Nearly three decades earlier, Portland, Oregon jazz musician Ernest Hood wasn’t aiming for the same kind of emotions with his album Neighborhoods, but he did hit on something very local and emotional in his own right. And, I would argue, nearly as essential. It’s an important album, one I’ve been listening to for months, and I want more people to hear it. It may be one of the 20th century’s greatest unheralded albums.
The record, released in 1975, is perhaps one of most interesting examples of the “private press,” or albums released in small batches by the artist or one of their friends. And Hood’s record, released on his label Thistlefield Music, was rarely mentioned at the time of its release. The only mention of the record I can find from a mainstream source is in The Encyclopedia of Jazz in the Seventies, an in-depth work in which the record is briefly mentioned along with Hood’s career as a composer.
Hood wasn’t just some random guy. He had some legitimate music-industry bonafides, including credits on mainstream jazz records such as Brazilian fusion singer Flora Purim’s Butterfly Dreams.
But with his solo Neighborhoods, which can be listened to here, he was trying for something else. He was purposely aiming small. He was trying to evoke his childhood in Portland, and in its own strange way, everyone’s childhood. Per his note on the back cover:
My purpose in creating this album is to pay a debt to some beautiful and loving people. To older folks everywhere, but especially the ones who put up with my childhood pesters, those who played such an important role in the formation of comfortable memories I hope this brings back something warm and joyful to your hearts. It saddens me to know that the predominately commercial music purveyors of today give such scant consideration to the enrichment of your gentle spirit. Perhaps they have forgotten where it dwells. Young people looking for something other than plastic novelty music played on military weapons may find here a balm for the mind. It hardly matters in which neighborhood you sprouted. The games we played. the mocks, the terminology and the feelings we experienced as youngsters are tantalizingly familiar, If I didn't exactly capture your territorial terms forgive me and just let the mood suffice.

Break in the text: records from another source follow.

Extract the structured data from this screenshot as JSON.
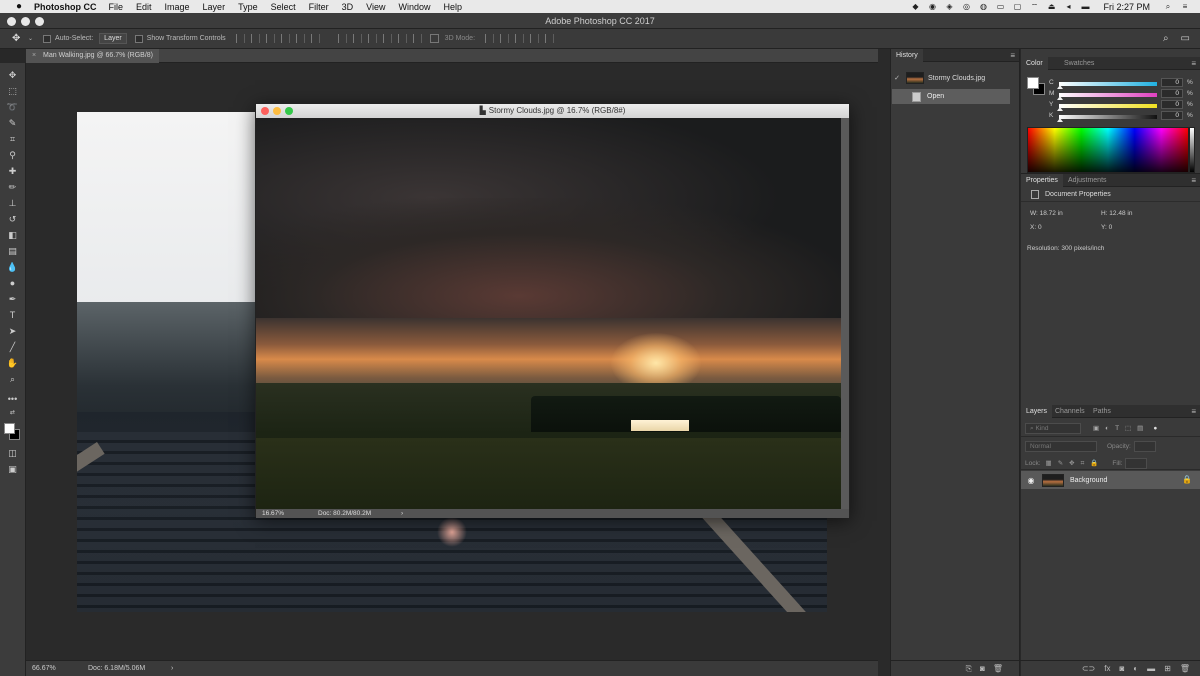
{
  "menubar": {
    "apple": "",
    "app_name": "Photoshop CC",
    "menus": [
      "File",
      "Edit",
      "Image",
      "Layer",
      "Type",
      "Select",
      "Filter",
      "3D",
      "View",
      "Window",
      "Help"
    ],
    "clock": "Fri 2:27 PM"
  },
  "window": {
    "title": "Adobe Photoshop CC 2017"
  },
  "options": {
    "auto_select_label": "Auto-Select:",
    "auto_select_target": "Layer",
    "transform_label": "Show Transform Controls",
    "mode_3d_label": "3D Mode:"
  },
  "doc_tab": {
    "close": "×",
    "label": "Man Walking.jpg @ 66.7% (RGB/8)"
  },
  "floating_doc": {
    "title": "Stormy Clouds.jpg @ 16.7% (RGB/8#)",
    "zoom": "16.67%",
    "doc_size": "Doc: 80.2M/80.2M",
    "arrow": "›"
  },
  "status": {
    "zoom": "66.67%",
    "doc_size": "Doc: 6.18M/5.06M",
    "arrow": "›"
  },
  "history": {
    "tab": "History",
    "snapshot": "Stormy Clouds.jpg",
    "states": [
      "Open"
    ]
  },
  "color": {
    "tabs": [
      "Color",
      "Swatches"
    ],
    "channels": [
      {
        "label": "C",
        "value": "0",
        "unit": "%",
        "bar": "#20b0e0"
      },
      {
        "label": "M",
        "value": "0",
        "unit": "%",
        "bar": "#e040c0"
      },
      {
        "label": "Y",
        "value": "0",
        "unit": "%",
        "bar": "#f0e020"
      },
      {
        "label": "K",
        "value": "0",
        "unit": "%",
        "bar": "#dddddd"
      }
    ],
    "foreground": "#ffffff",
    "background": "#000000"
  },
  "properties": {
    "tabs": [
      "Properties",
      "Adjustments"
    ],
    "heading": "Document Properties",
    "width": "W: 18.72 in",
    "height": "H: 12.48 in",
    "x": "X: 0",
    "y": "Y: 0",
    "resolution": "Resolution: 300 pixels/inch"
  },
  "layers": {
    "tabs": [
      "Layers",
      "Channels",
      "Paths"
    ],
    "kind_placeholder": "Kind",
    "blend_mode": "Normal",
    "opacity_label": "Opacity:",
    "lock_label": "Lock:",
    "fill_label": "Fill:",
    "layer_name": "Background"
  }
}
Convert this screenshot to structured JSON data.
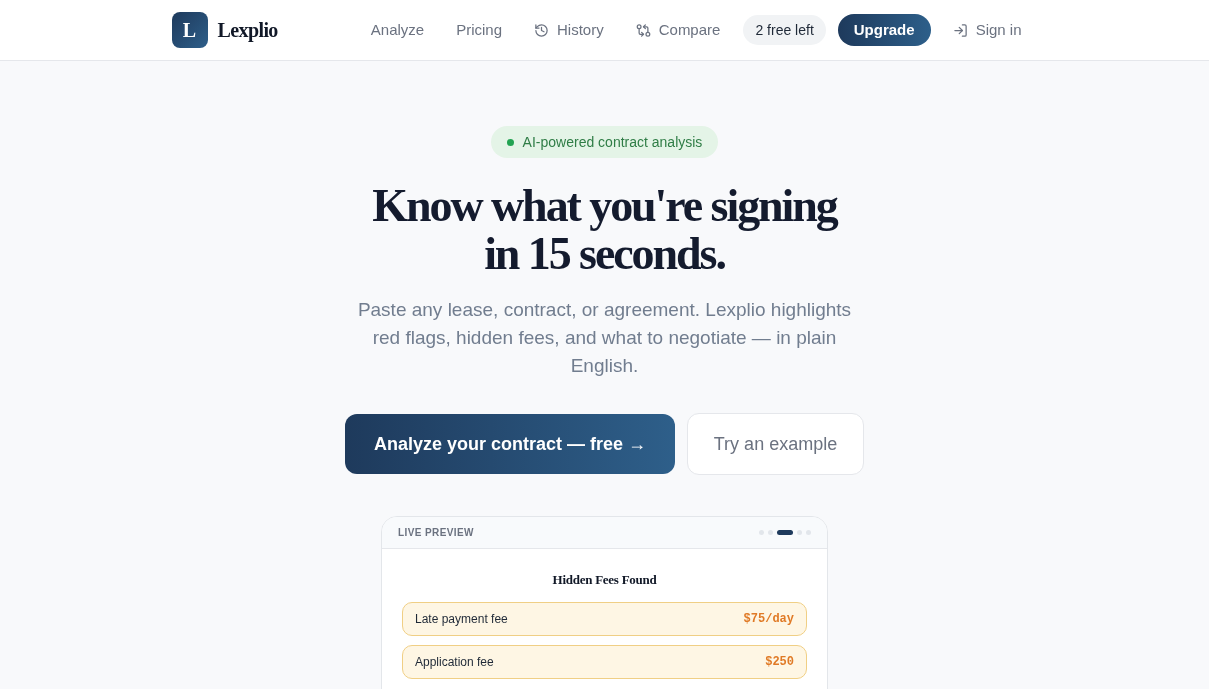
{
  "header": {
    "logo": {
      "letter": "L",
      "name": "Lexplio"
    },
    "nav": [
      {
        "label": "Analyze",
        "kind": "link"
      },
      {
        "label": "Pricing",
        "kind": "link"
      },
      {
        "label": "History",
        "kind": "history"
      },
      {
        "label": "Compare",
        "kind": "compare"
      }
    ],
    "credits_badge": "2 free left",
    "upgrade_button": "Upgrade",
    "sign_in": "Sign in"
  },
  "hero": {
    "badge": "AI-powered contract analysis",
    "headline": "Know what you're signing in 15 seconds.",
    "subtitle": "Paste any lease, contract, or agreement. Lexplio highlights red flags, hidden fees, and what to negotiate — in plain English.",
    "primary_button": "Analyze your contract — free →",
    "secondary_button": "Try an example"
  },
  "preview": {
    "label": "LIVE PREVIEW",
    "slides": [
      {
        "selected": false
      },
      {
        "selected": false
      },
      {
        "selected": true
      },
      {
        "selected": false
      },
      {
        "selected": false
      }
    ],
    "title": "Hidden Fees Found",
    "fees": [
      {
        "name": "Late payment fee",
        "amount": "$75/day"
      },
      {
        "name": "Application fee",
        "amount": "$250"
      }
    ]
  }
}
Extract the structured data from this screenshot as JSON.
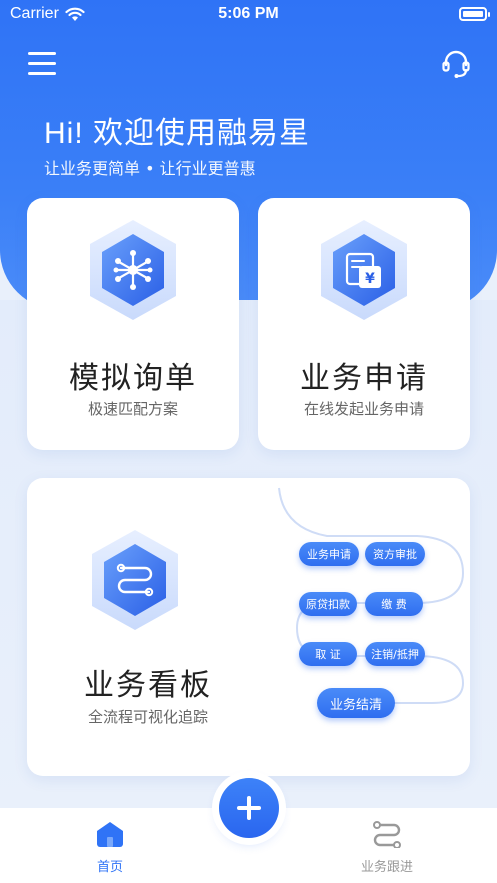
{
  "status_bar": {
    "carrier": "Carrier",
    "time": "5:06 PM"
  },
  "header": {
    "greeting": "Hi! 欢迎使用融易星",
    "slogan": "让业务更简单 • 让行业更普惠"
  },
  "cards": {
    "quote": {
      "title": "模拟询单",
      "subtitle": "极速匹配方案",
      "icon": "atom-icon"
    },
    "apply": {
      "title": "业务申请",
      "subtitle": "在线发起业务申请",
      "icon": "document-yuan-icon"
    },
    "board": {
      "title": "业务看板",
      "subtitle": "全流程可视化追踪",
      "icon": "workflow-icon"
    }
  },
  "flow_steps": [
    "业务申请",
    "资方审批",
    "原贷扣款",
    "缴 费",
    "取 证",
    "注销/抵押",
    "业务结清"
  ],
  "tabs": [
    {
      "label": "首页",
      "icon": "home-icon",
      "active": true
    },
    {
      "label": "业务跟进",
      "icon": "workflow-icon",
      "active": false
    }
  ],
  "colors": {
    "primary": "#2f73f6",
    "background": "#e9f0fb",
    "inactive": "#999999"
  }
}
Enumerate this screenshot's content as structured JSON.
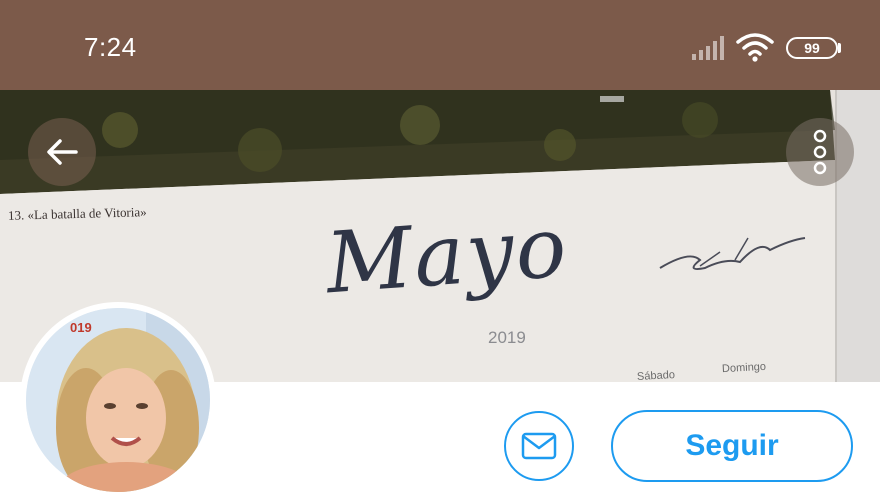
{
  "status_bar": {
    "time": "7:24",
    "battery_level": "99",
    "icons": [
      "signal-icon",
      "wifi-icon",
      "battery-icon"
    ],
    "background_color": "#7c5a4a"
  },
  "header": {
    "back_icon": "arrow-left-icon",
    "more_icon": "more-vertical-icon",
    "photo": {
      "caption": "13. «La batalla de Vitoria»",
      "month": "Mayo",
      "year": "2019",
      "day_labels": [
        "Sábado",
        "Domingo"
      ]
    }
  },
  "profile": {
    "avatar_corner_text": "019",
    "message_icon": "mail-icon",
    "follow_label": "Seguir",
    "accent_color": "#1d9bf0"
  }
}
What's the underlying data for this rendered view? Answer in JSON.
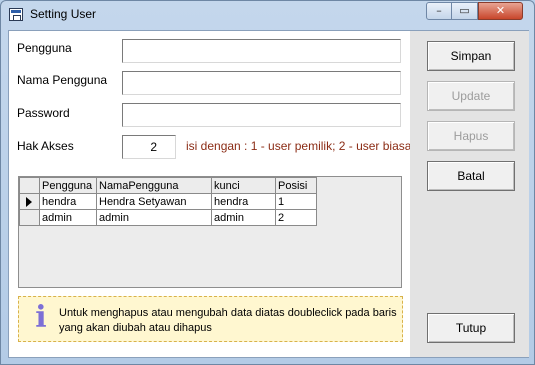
{
  "window": {
    "title": "Setting User",
    "minimize_glyph": "–",
    "maximize_glyph": "▭",
    "close_glyph": "✕"
  },
  "form": {
    "pengguna_label": "Pengguna",
    "pengguna_value": "",
    "nama_pengguna_label": "Nama Pengguna",
    "nama_pengguna_value": "",
    "password_label": "Password",
    "password_value": "",
    "hak_akses_label": "Hak Akses",
    "hak_akses_value": "2",
    "hak_akses_hint": "isi dengan : 1 - user pemilik; 2 - user biasa"
  },
  "buttons": {
    "simpan": "Simpan",
    "update": "Update",
    "hapus": "Hapus",
    "batal": "Batal",
    "tutup": "Tutup"
  },
  "grid": {
    "columns": [
      "Pengguna",
      "NamaPengguna",
      "kunci",
      "Posisi"
    ],
    "rows": [
      {
        "pengguna": "hendra",
        "nama": "Hendra Setyawan",
        "kunci": "hendra",
        "posisi": "1"
      },
      {
        "pengguna": "admin",
        "nama": "admin",
        "kunci": "admin",
        "posisi": "2"
      }
    ]
  },
  "info": {
    "icon": "info-icon",
    "text": "Untuk menghapus atau mengubah data diatas doubleclick pada baris yang akan diubah atau dihapus"
  },
  "colors": {
    "hint": "#8b2c15",
    "info_bg": "#fff7d0",
    "info_icon": "#7d6fd6",
    "panel": "#e3e3e3"
  }
}
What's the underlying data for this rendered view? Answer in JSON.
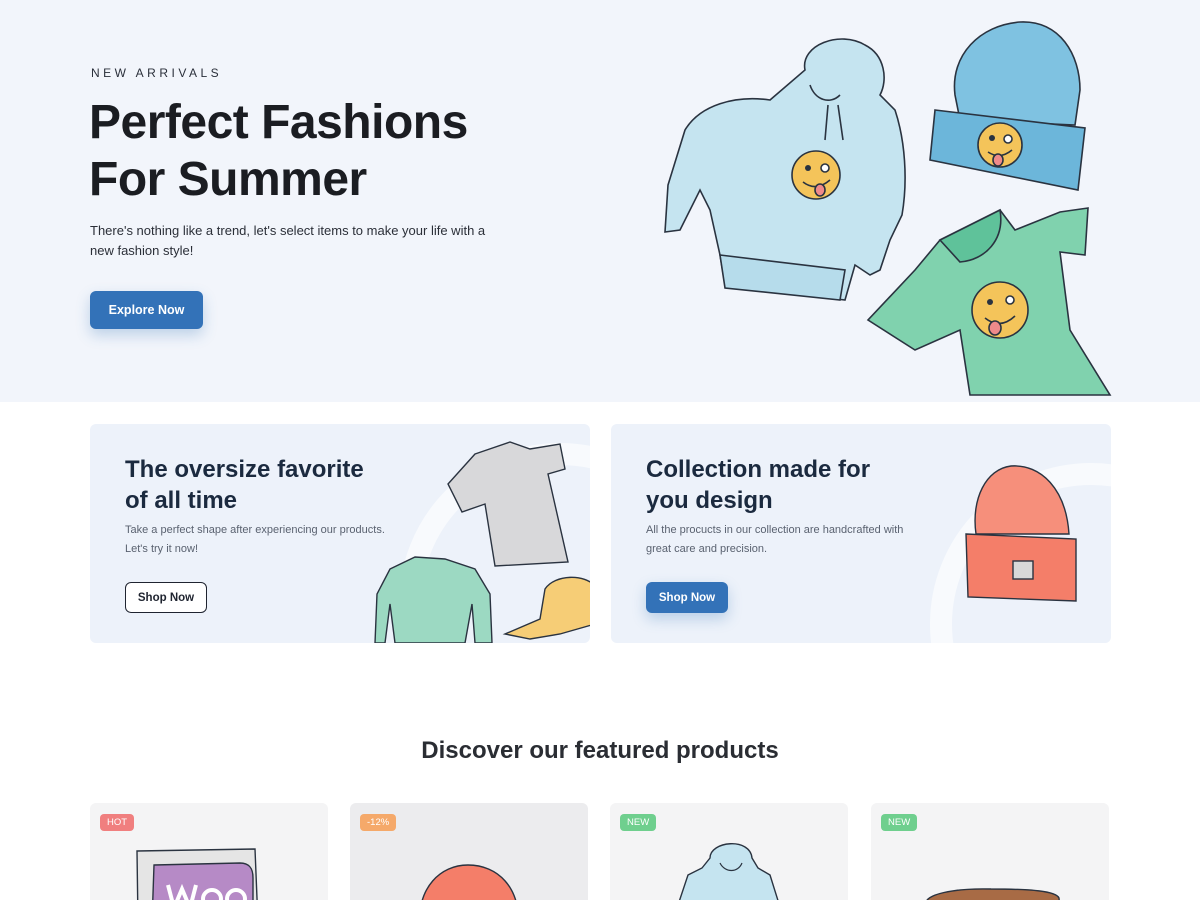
{
  "hero": {
    "eyebrow": "NEW ARRIVALS",
    "title_line1": "Perfect Fashions",
    "title_line2": "For Summer",
    "description": "There's nothing like a trend, let's select items to make your life with a new fashion style!",
    "cta_label": "Explore Now"
  },
  "promos": [
    {
      "title_line1": "The oversize favorite",
      "title_line2": "of all time",
      "desc_line1": "Take a perfect shape after experiencing our products.",
      "desc_line2": "Let's try it now!",
      "cta_label": "Shop Now"
    },
    {
      "title_line1": "Collection made for",
      "title_line2": "you design",
      "desc_line1": "All the procucts in our collection are handcrafted with",
      "desc_line2": "great care and precision.",
      "cta_label": "Shop Now"
    }
  ],
  "featured": {
    "title": "Discover our featured products",
    "products": [
      {
        "badge": "HOT",
        "image": "woo-poster"
      },
      {
        "badge": "-12%",
        "image": "red-beanie"
      },
      {
        "badge": "NEW",
        "image": "blue-hoodie"
      },
      {
        "badge": "NEW",
        "image": "brown-cap"
      }
    ]
  },
  "colors": {
    "accent": "#3372b8",
    "hero_bg": "#f2f5fb",
    "promo_bg": "#edf2fa",
    "badge_hot": "#f07f7f",
    "badge_sale": "#f5a96a",
    "badge_new": "#6fcf8e"
  }
}
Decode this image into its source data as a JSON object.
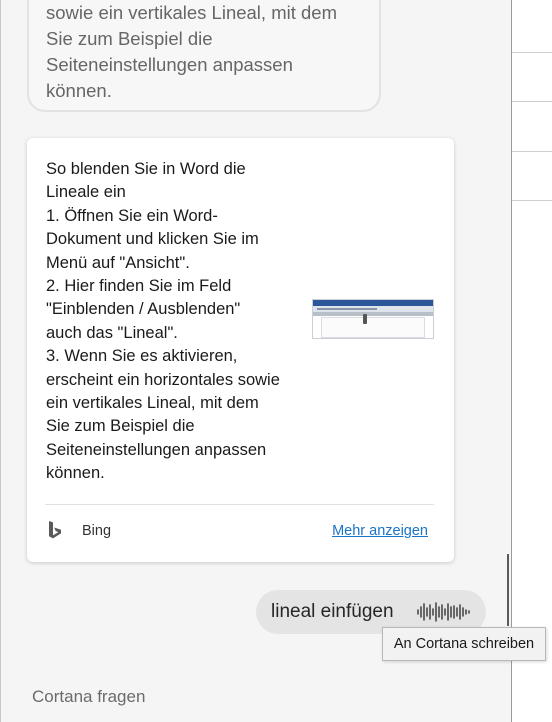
{
  "previous_answer": {
    "lines": [
      "sowie ein vertikales Lineal, mit dem",
      "Sie zum Beispiel die",
      "Seiteneinstellungen anpassen",
      "können."
    ]
  },
  "answer_card": {
    "lines": [
      "So blenden Sie in Word die",
      "Lineale ein",
      "1. Öffnen Sie ein Word-",
      "Dokument und klicken Sie im",
      "Menü auf \"Ansicht\".",
      "2. Hier finden Sie im Feld",
      "\"Einblenden / Ausblenden\"",
      "auch das \"Lineal\".",
      "3. Wenn Sie es aktivieren,",
      "erscheint ein horizontales sowie",
      "ein vertikales Lineal, mit dem",
      "Sie zum Beispiel die",
      "Seiteneinstellungen anpassen",
      "können."
    ],
    "source_icon": "bing-logo-icon",
    "source_label": "Bing",
    "more_link": "Mehr anzeigen"
  },
  "user_message": {
    "text": "lineal einfügen",
    "icon": "voice-waveform-icon"
  },
  "tooltip": {
    "text": "An Cortana schreiben"
  },
  "input": {
    "placeholder": "Cortana fragen"
  },
  "colors": {
    "link": "#1a73c7",
    "bing_logo": "#5a5a5a"
  }
}
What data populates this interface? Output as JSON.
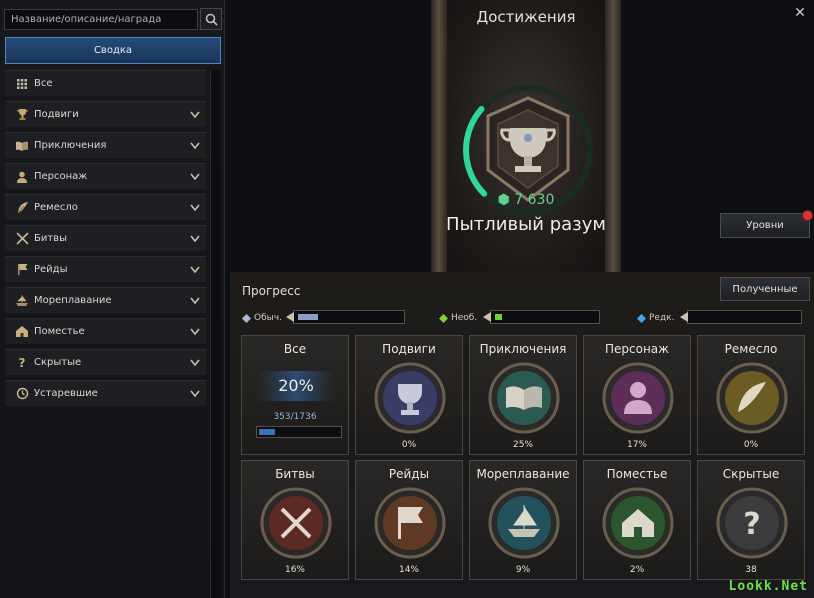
{
  "search": {
    "placeholder": "Название/описание/награда"
  },
  "sidebar": {
    "summary_label": "Сводка",
    "items": [
      {
        "label": "Все",
        "icon": "grid-icon"
      },
      {
        "label": "Подвиги",
        "icon": "trophy-icon"
      },
      {
        "label": "Приключения",
        "icon": "book-icon"
      },
      {
        "label": "Персонаж",
        "icon": "person-icon"
      },
      {
        "label": "Ремесло",
        "icon": "feather-icon"
      },
      {
        "label": "Битвы",
        "icon": "swords-icon"
      },
      {
        "label": "Рейды",
        "icon": "flag-icon"
      },
      {
        "label": "Мореплавание",
        "icon": "ship-icon"
      },
      {
        "label": "Поместье",
        "icon": "estate-icon"
      },
      {
        "label": "Скрытые",
        "icon": "question-icon"
      },
      {
        "label": "Устаревшие",
        "icon": "history-icon"
      }
    ]
  },
  "header": {
    "title": "Достижения",
    "close": "✕"
  },
  "hero": {
    "points": "7 630",
    "name": "Пытливый разум",
    "ring_progress": 0.2
  },
  "buttons": {
    "levels": "Уровни",
    "received": "Полученные"
  },
  "progress": {
    "label": "Прогресс",
    "rarities": [
      {
        "label": "Обыч.",
        "color": "#8aa0c8",
        "fill": 0.2
      },
      {
        "label": "Необ.",
        "color": "#6fcf3a",
        "fill": 0.07
      },
      {
        "label": "Редк.",
        "color": "#4aa6e8",
        "fill": 0.0
      }
    ]
  },
  "cards": {
    "all": {
      "title": "Все",
      "percent": "20%",
      "count": "353/1736",
      "fill": 0.2
    },
    "feats": {
      "title": "Подвиги",
      "percent": "0%"
    },
    "adventures": {
      "title": "Приключения",
      "percent": "25%"
    },
    "character": {
      "title": "Персонаж",
      "percent": "17%"
    },
    "craft": {
      "title": "Ремесло",
      "percent": "0%"
    },
    "battles": {
      "title": "Битвы",
      "percent": "16%"
    },
    "raids": {
      "title": "Рейды",
      "percent": "14%"
    },
    "sailing": {
      "title": "Мореплавание",
      "percent": "9%"
    },
    "estate": {
      "title": "Поместье",
      "percent": "2%"
    },
    "hidden": {
      "title": "Скрытые",
      "percent": "38"
    }
  },
  "watermark": "Lookk.Net"
}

This is not a social record in the sense that it be played at a gathering. Indeed, it is a rather personal thing to be reflected upon (as musical cinematography) alone, or with a dear close friend It is a social record in that it reminds us of the fact that most of us made our first social contacts and early transactions in our neighborhood streets How familiar, how indelible the pictures are: aromas of soft velvet days. strong friendships, fears. hates. loves … our first brush with such mystical elements as sex and power. If the music seems a little bittersweet, well ... isn't that the taste of nostalgia? Mostly it is meant to bring joy in reminiscence It's for all of you who still have that little kid inside you, robust and eager to be let out to play. I sincerely hope you enjoy it.
Hood used simple tools—a free-flowing zither and an early synth—to build the foundation of his sound. But the thing that made the record stand out was his use of field recordings. He captured his local neighborhoods, the young children having fun, spare conversations heard in the distance, and an array of truly beautiful sounds. Childhood rhymes are turned into “hooks.” The somewhat modern sounds of the synth have a way of cutting through the field recordings, becoming the best kind of wallpaper—the kind that evokes a moment without overwhelming the surrounding atmosphere.
Hood, who often went by Ern or Ernie, was a major figure in Portland’s music scene. He helped found KBOO, a nonprofit FM radio station that still exists today in the city. He was also involved in launching the city’s first jazz club, The Way Out. And the radio show he hosted on KBOO and KOAP, “Radio Days,” aimed for the same kind of audience his record Neighborhoods did—one that wanted to relive the serenity of the past.
In 1995, his passing was front-page news for the Statesman Journal in the nearby city of Salem, but not because of his musical endeavors—though those were mentioned. That year he became something of a face of Oregon’s Death With Dignity Act, a ballot measure passed the year prior but initially blocked by courts. (It was eventually enacted in 1997.) Around that time, the childhood polio that both limited his mobility and helped make him a great observer of the world had re-emerged as post-polio syndrome, which weakened his muscles and eventually limited his ability to communicate with that world.
A longtime radio host of many words, he could no longer speak, and his condition was deteriorating. But because of the legal issues the law raised, the hospital was hesitant to let him and his family pull the plug. Eventually, after a long delay, they reconsidered. His passing was peaceful; his music lives on.
The thing that strikes me about Hood’s album, one of those records in which scraps of information have to be pulled from random places to even get within 100 feet of properly telling its story, is how finding these details, however modest they are, somehow enrichen the work hiding on Neighborhoods, an album that doesn’t yell its demands or ask for anything of the listener other than their memories of being a few decades younger.
Like many private press records, Neighborhoods makes you want to learn more about its creator—about the person whose creativity and inspirations just missed the internet era. From what little I’ve seen and from the 58 minutes of Neighborhoods I have to appreciate, it seems like Ernest Hood would have been a great person to know.
And his neighborhoods would have been great ones to live in.